-- Opening Marker --
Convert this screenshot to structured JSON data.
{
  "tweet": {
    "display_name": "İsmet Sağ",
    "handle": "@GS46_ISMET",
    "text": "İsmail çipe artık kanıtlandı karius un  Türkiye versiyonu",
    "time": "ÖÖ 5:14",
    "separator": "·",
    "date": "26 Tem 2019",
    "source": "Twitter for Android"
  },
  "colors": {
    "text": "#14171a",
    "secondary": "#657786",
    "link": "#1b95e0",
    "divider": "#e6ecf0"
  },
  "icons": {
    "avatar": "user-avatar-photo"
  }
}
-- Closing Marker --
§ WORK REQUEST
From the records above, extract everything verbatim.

§ RESULT FOR THIS EXERCISE
Convert this screenshot to structured JSON data.
{
  "tweet": {
    "display_name": "İsmet Sağ",
    "handle": "@GS46_ISMET",
    "text": "İsmail çipe artık kanıtlandı karius un  Türkiye versiyonu",
    "time": "ÖÖ 5:14",
    "separator": "·",
    "date": "26 Tem 2019",
    "source": "Twitter for Android"
  },
  "colors": {
    "text": "#14171a",
    "secondary": "#657786",
    "link": "#1b95e0",
    "divider": "#e6ecf0"
  },
  "icons": {
    "avatar": "user-avatar-photo"
  }
}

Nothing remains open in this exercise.